[Records from a dataset]
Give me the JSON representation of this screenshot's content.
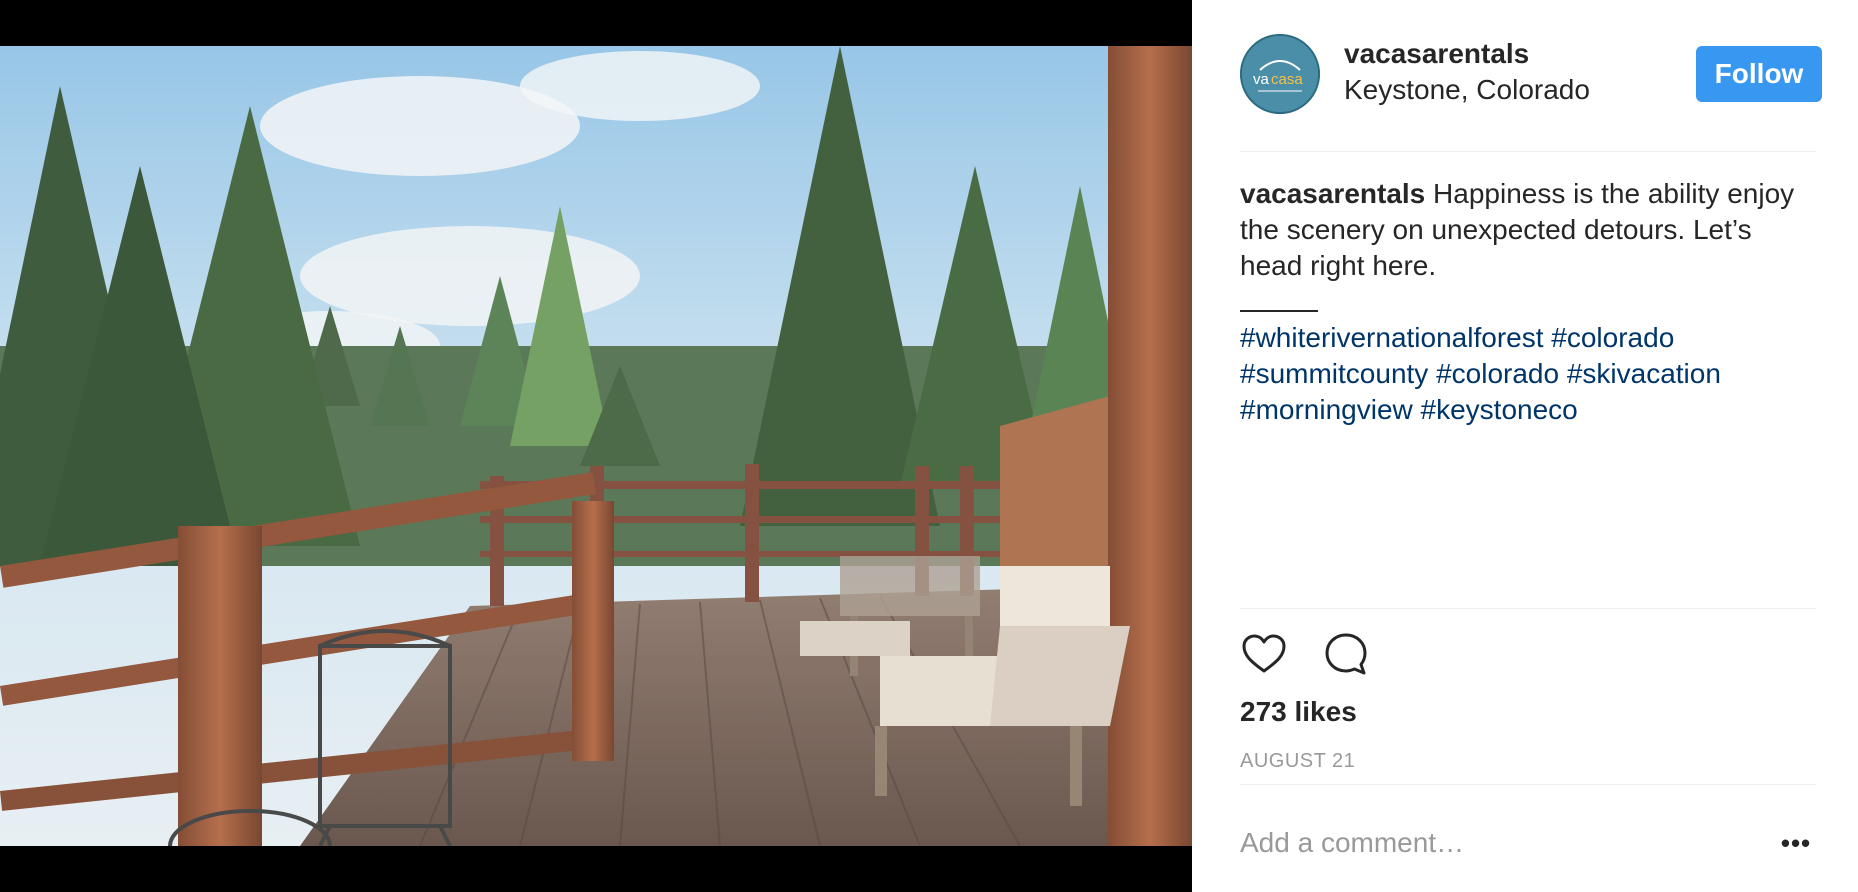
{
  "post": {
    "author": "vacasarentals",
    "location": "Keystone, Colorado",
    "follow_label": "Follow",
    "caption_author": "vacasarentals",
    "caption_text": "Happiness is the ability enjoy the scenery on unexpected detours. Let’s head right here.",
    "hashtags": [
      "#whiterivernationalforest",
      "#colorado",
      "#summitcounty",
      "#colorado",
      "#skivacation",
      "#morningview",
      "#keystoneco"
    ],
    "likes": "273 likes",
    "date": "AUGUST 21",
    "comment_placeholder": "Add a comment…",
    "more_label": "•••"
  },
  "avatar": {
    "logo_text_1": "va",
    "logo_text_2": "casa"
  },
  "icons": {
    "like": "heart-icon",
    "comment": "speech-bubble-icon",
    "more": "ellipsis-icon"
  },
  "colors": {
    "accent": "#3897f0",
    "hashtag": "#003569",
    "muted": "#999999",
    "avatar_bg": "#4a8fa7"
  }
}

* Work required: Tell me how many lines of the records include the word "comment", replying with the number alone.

* Completed task: 2